▼▼▼

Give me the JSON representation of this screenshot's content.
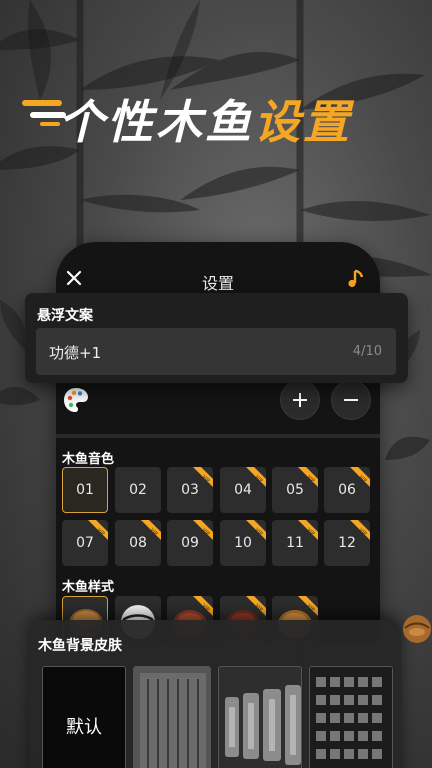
{
  "headline": {
    "part_white": "个性木鱼",
    "part_orange": "设置"
  },
  "topbar": {
    "title": "设置"
  },
  "floating_text": {
    "label": "悬浮文案",
    "value": "功德+1",
    "counter": "4/10"
  },
  "sound_section": {
    "title": "木鱼音色",
    "items": [
      "01",
      "02",
      "03",
      "04",
      "05",
      "06",
      "07",
      "08",
      "09",
      "10",
      "11",
      "12"
    ],
    "vip_label": "VIP"
  },
  "style_section": {
    "title": "木鱼样式"
  },
  "background_section": {
    "title": "木鱼背景皮肤",
    "default_label": "默认"
  },
  "colors": {
    "accent": "#f5a623",
    "selected_border": "#d9a23a",
    "panel": "#141414"
  }
}
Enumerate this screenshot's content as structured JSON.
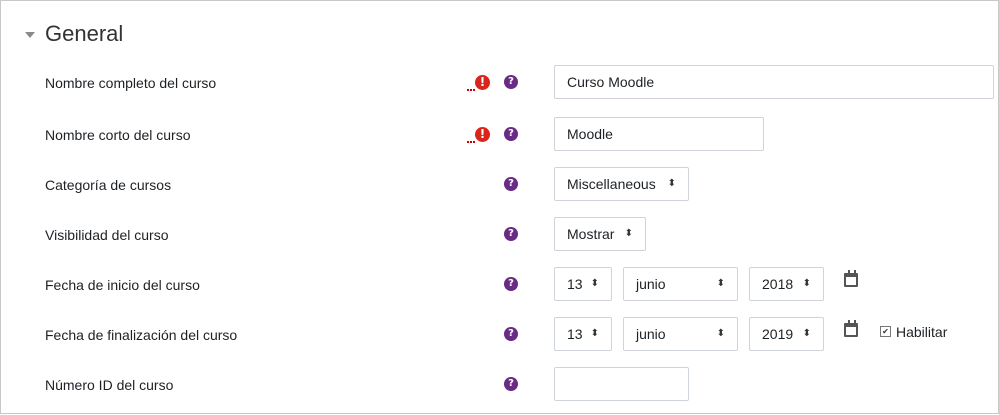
{
  "section": {
    "title": "General"
  },
  "fields": {
    "fullname": {
      "label": "Nombre completo del curso",
      "value": "Curso Moodle"
    },
    "shortname": {
      "label": "Nombre corto del curso",
      "value": "Moodle"
    },
    "category": {
      "label": "Categoría de cursos",
      "selected": "Miscellaneous"
    },
    "visibility": {
      "label": "Visibilidad del curso",
      "selected": "Mostrar"
    },
    "startdate": {
      "label": "Fecha de inicio del curso",
      "day": "13",
      "month": "junio",
      "year": "2018"
    },
    "enddate": {
      "label": "Fecha de finalización del curso",
      "day": "13",
      "month": "junio",
      "year": "2019",
      "enable_label": "Habilitar",
      "enabled": true
    },
    "idnumber": {
      "label": "Número ID del curso",
      "value": ""
    }
  },
  "icons": {
    "required": "required-icon",
    "help": "help-icon",
    "calendar": "calendar-icon",
    "select_arrows": "updown-arrows-icon"
  },
  "colors": {
    "required": "#d9251c",
    "help": "#6a2b84",
    "border": "#ced4da"
  }
}
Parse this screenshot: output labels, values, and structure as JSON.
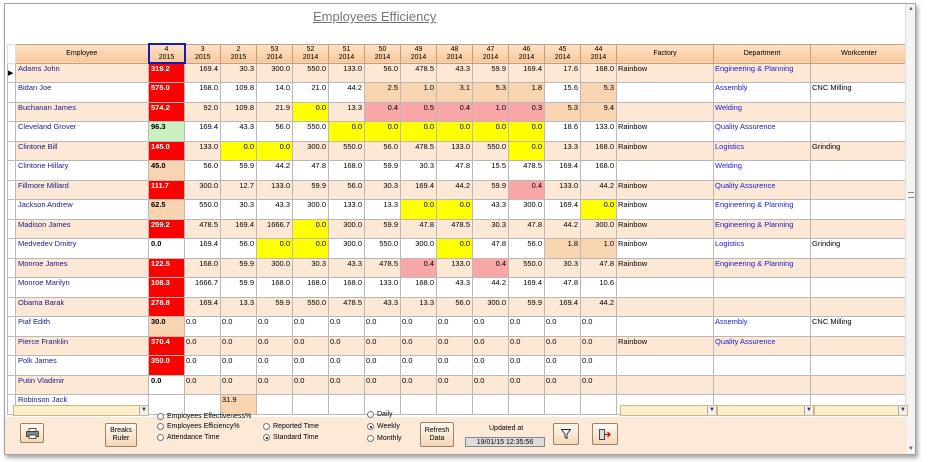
{
  "title": "Employees Efficiency",
  "columns": {
    "employee": "Employee",
    "weeks": [
      {
        "week": "4",
        "year": "2015"
      },
      {
        "week": "3",
        "year": "2015"
      },
      {
        "week": "2",
        "year": "2015"
      },
      {
        "week": "53",
        "year": "2014"
      },
      {
        "week": "52",
        "year": "2014"
      },
      {
        "week": "51",
        "year": "2014"
      },
      {
        "week": "50",
        "year": "2014"
      },
      {
        "week": "49",
        "year": "2014"
      },
      {
        "week": "48",
        "year": "2014"
      },
      {
        "week": "47",
        "year": "2014"
      },
      {
        "week": "46",
        "year": "2014"
      },
      {
        "week": "45",
        "year": "2014"
      },
      {
        "week": "44",
        "year": "2014"
      }
    ],
    "factory": "Factory",
    "department": "Department",
    "workcenter": "Workcenter"
  },
  "rows": [
    {
      "name": "Adams John",
      "v": [
        "319.2",
        "169.4",
        "30.3",
        "300.0",
        "550.0",
        "133.0",
        "56.0",
        "478.5",
        "43.3",
        "59.9",
        "169.4",
        "17.6",
        "168.0"
      ],
      "c": [
        "red",
        "",
        "",
        "",
        "",
        "",
        "",
        "",
        "",
        "",
        "",
        "",
        ""
      ],
      "factory": "Rainbow",
      "department": "Engineering & Planning",
      "workcenter": ""
    },
    {
      "name": "Bidan Joe",
      "v": [
        "575.0",
        "168.0",
        "109.8",
        "14.0",
        "21.0",
        "44.2",
        "2.5",
        "1.0",
        "3.1",
        "5.3",
        "1.8",
        "15.6",
        "5.3"
      ],
      "c": [
        "red",
        "",
        "",
        "",
        "",
        "",
        "tan",
        "tan",
        "tan",
        "tan",
        "tan",
        "",
        "tan"
      ],
      "factory": "",
      "department": "Assembly",
      "workcenter": "CNC Milling"
    },
    {
      "name": "Buchanan James",
      "v": [
        "574.2",
        "92.0",
        "109.8",
        "21.9",
        "0.0",
        "13.3",
        "0.4",
        "0.5",
        "0.4",
        "1.0",
        "0.3",
        "5.3",
        "9.4"
      ],
      "c": [
        "red",
        "",
        "",
        "",
        "yel",
        "",
        "pink",
        "pink",
        "pink",
        "pink",
        "pink",
        "tan",
        "tan"
      ],
      "factory": "",
      "department": "Welding",
      "workcenter": ""
    },
    {
      "name": "Cleveland  Grover",
      "v": [
        "96.3",
        "169.4",
        "43.3",
        "56.0",
        "550.0",
        "0.0",
        "0.0",
        "0.0",
        "0.0",
        "0.0",
        "0.0",
        "18.6",
        "133.0"
      ],
      "c": [
        "green",
        "",
        "",
        "",
        "",
        "yel",
        "yel",
        "yel",
        "yel",
        "yel",
        "yel",
        "",
        ""
      ],
      "factory": "Rainbow",
      "department": "Quality Assurence",
      "workcenter": ""
    },
    {
      "name": "Clintone Bill",
      "v": [
        "145.0",
        "133.0",
        "0.0",
        "0.0",
        "300.0",
        "550.0",
        "56.0",
        "478.5",
        "133.0",
        "550.0",
        "0.0",
        "13.3",
        "168.0"
      ],
      "c": [
        "red",
        "",
        "yel",
        "yel",
        "",
        "",
        "",
        "",
        "",
        "",
        "yel",
        "",
        ""
      ],
      "factory": "Rainbow",
      "department": "Logistics",
      "workcenter": "Grinding"
    },
    {
      "name": "Clintone Hillary",
      "v": [
        "45.0",
        "56.0",
        "59.9",
        "44.2",
        "47.8",
        "168.0",
        "59.9",
        "30.3",
        "47.8",
        "15.5",
        "478.5",
        "169.4",
        "168.0"
      ],
      "c": [
        "tan",
        "",
        "",
        "",
        "",
        "",
        "",
        "",
        "",
        "",
        "",
        "",
        ""
      ],
      "factory": "",
      "department": "Welding",
      "workcenter": ""
    },
    {
      "name": "Fillmore  Millard",
      "v": [
        "111.7",
        "300.0",
        "12.7",
        "133.0",
        "59.9",
        "56.0",
        "30.3",
        "169.4",
        "44.2",
        "59.9",
        "0.4",
        "133.0",
        "44.2"
      ],
      "c": [
        "red",
        "",
        "",
        "",
        "",
        "",
        "",
        "",
        "",
        "",
        "pink",
        "",
        ""
      ],
      "factory": "Rainbow",
      "department": "Quality Assurence",
      "workcenter": ""
    },
    {
      "name": "Jackson  Andrew",
      "v": [
        "62.5",
        "550.0",
        "30.3",
        "43.3",
        "300.0",
        "133.0",
        "13.3",
        "0.0",
        "0.0",
        "43.3",
        "300.0",
        "169.4",
        "0.0"
      ],
      "c": [
        "tan",
        "",
        "",
        "",
        "",
        "",
        "",
        "yel",
        "yel",
        "",
        "",
        "",
        "yel"
      ],
      "factory": "Rainbow",
      "department": "Engineering & Planning",
      "workcenter": ""
    },
    {
      "name": "Madison James",
      "v": [
        "259.2",
        "478.5",
        "169.4",
        "1666.7",
        "0.0",
        "300.0",
        "59.9",
        "47.8",
        "478.5",
        "30.3",
        "47.8",
        "44.2",
        "300.0"
      ],
      "c": [
        "red",
        "",
        "",
        "",
        "yel",
        "",
        "",
        "",
        "",
        "",
        "",
        "",
        ""
      ],
      "factory": "Rainbow",
      "department": "Engineering & Planning",
      "workcenter": ""
    },
    {
      "name": "Medvedev Dmitry",
      "v": [
        "0.0",
        "169.4",
        "56.0",
        "0.0",
        "0.0",
        "300.0",
        "550.0",
        "300.0",
        "0.0",
        "47.8",
        "56.0",
        "1.8",
        "1.0"
      ],
      "c": [
        "",
        "",
        "",
        "yel",
        "yel",
        "",
        "",
        "",
        "yel",
        "",
        "",
        "tan",
        "tan"
      ],
      "factory": "Rainbow",
      "department": "Logistics",
      "workcenter": "Grinding"
    },
    {
      "name": "Monroe James",
      "v": [
        "122.5",
        "168.0",
        "59.9",
        "300.0",
        "30.3",
        "43.3",
        "478.5",
        "0.4",
        "133.0",
        "0.4",
        "550.0",
        "30.3",
        "47.8"
      ],
      "c": [
        "red",
        "",
        "",
        "",
        "",
        "",
        "",
        "pink",
        "",
        "pink",
        "",
        "",
        ""
      ],
      "factory": "Rainbow",
      "department": "Engineering & Planning",
      "workcenter": ""
    },
    {
      "name": "Monroe Marilyn",
      "v": [
        "108.3",
        "1666.7",
        "59.9",
        "168.0",
        "168.0",
        "168.0",
        "133.0",
        "168.0",
        "43.3",
        "44.2",
        "169.4",
        "47.8",
        "10.6"
      ],
      "c": [
        "red",
        "",
        "",
        "",
        "",
        "",
        "",
        "",
        "",
        "",
        "",
        "",
        ""
      ],
      "factory": "",
      "department": "",
      "workcenter": ""
    },
    {
      "name": "Obama Barak",
      "v": [
        "278.8",
        "169.4",
        "13.3",
        "59.9",
        "550.0",
        "478.5",
        "43.3",
        "13.3",
        "56.0",
        "300.0",
        "59.9",
        "169.4",
        "44.2"
      ],
      "c": [
        "red",
        "",
        "",
        "",
        "",
        "",
        "",
        "",
        "",
        "",
        "",
        "",
        ""
      ],
      "factory": "",
      "department": "",
      "workcenter": ""
    },
    {
      "name": "Piaf Edith",
      "v": [
        "30.0",
        "0.0",
        "0.0",
        "0.0",
        "0.0",
        "0.0",
        "0.0",
        "0.0",
        "0.0",
        "0.0",
        "0.0",
        "0.0",
        "0.0"
      ],
      "c": [
        "tan",
        "",
        "",
        "",
        "",
        "",
        "",
        "",
        "",
        "",
        "",
        "",
        ""
      ],
      "factory": "",
      "department": "Assembly",
      "workcenter": "CNC Milling"
    },
    {
      "name": "Pierce  Franklin",
      "v": [
        "370.4",
        "0.0",
        "0.0",
        "0.0",
        "0.0",
        "0.0",
        "0.0",
        "0.0",
        "0.0",
        "0.0",
        "0.0",
        "0.0",
        "0.0"
      ],
      "c": [
        "red",
        "",
        "",
        "",
        "",
        "",
        "",
        "",
        "",
        "",
        "",
        "",
        ""
      ],
      "factory": "Rainbow",
      "department": "Quality Assurence",
      "workcenter": ""
    },
    {
      "name": "Polk James",
      "v": [
        "350.0",
        "0.0",
        "0.0",
        "0.0",
        "0.0",
        "0.0",
        "0.0",
        "0.0",
        "0.0",
        "0.0",
        "0.0",
        "0.0",
        "0.0"
      ],
      "c": [
        "red",
        "",
        "",
        "",
        "",
        "",
        "",
        "",
        "",
        "",
        "",
        "",
        ""
      ],
      "factory": "",
      "department": "",
      "workcenter": ""
    },
    {
      "name": "Putin Vladimir",
      "v": [
        "0.0",
        "0.0",
        "0.0",
        "0.0",
        "0.0",
        "0.0",
        "0.0",
        "0.0",
        "0.0",
        "0.0",
        "0.0",
        "0.0",
        "0.0"
      ],
      "c": [
        "",
        "",
        "",
        "",
        "",
        "",
        "",
        "",
        "",
        "",
        "",
        "",
        ""
      ],
      "factory": "",
      "department": "",
      "workcenter": ""
    },
    {
      "name": "Robinson Jack",
      "v": [
        "",
        "",
        "31.9",
        "",
        "",
        "",
        "",
        "",
        "",
        "",
        "",
        "",
        ""
      ],
      "c": [
        "",
        "",
        "tan",
        "",
        "",
        "",
        "",
        "",
        "",
        "",
        "",
        "",
        ""
      ],
      "factory": "",
      "department": "",
      "workcenter": ""
    }
  ],
  "controls": {
    "breaks_ruler": "Breaks Ruler",
    "opt_effectiveness": "Employees Effectiveness%",
    "opt_efficiency": "Employees Efficiency%",
    "opt_attendance": "Attendance Time",
    "opt_reported": "Reported Time",
    "opt_standard": "Standard Time",
    "opt_daily": "Daily",
    "opt_weekly": "Weekly",
    "opt_monthly": "Monthly",
    "refresh_data": "Refresh Data",
    "updated_at_label": "Updated at",
    "updated_at_value": "19/01/15 12:35:56"
  },
  "colors": {
    "red": "#ff0000",
    "yellow": "#ffff00",
    "pink": "#f8a6a6",
    "tan": "#f8d4b0",
    "green": "#c8f0c0",
    "header_bg": "#f8c79a",
    "alt_row": "#fde8d6"
  },
  "icons": [
    "print-icon",
    "filter-icon",
    "exit-icon",
    "row-pointer-icon",
    "chevron-down-icon"
  ]
}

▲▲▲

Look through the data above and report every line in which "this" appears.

■ **Task response**
Give me the JSON representation of this screenshot's content.
Enumerate this screenshot's content as structured JSON.
Parse this screenshot: output labels, values, and structure as JSON.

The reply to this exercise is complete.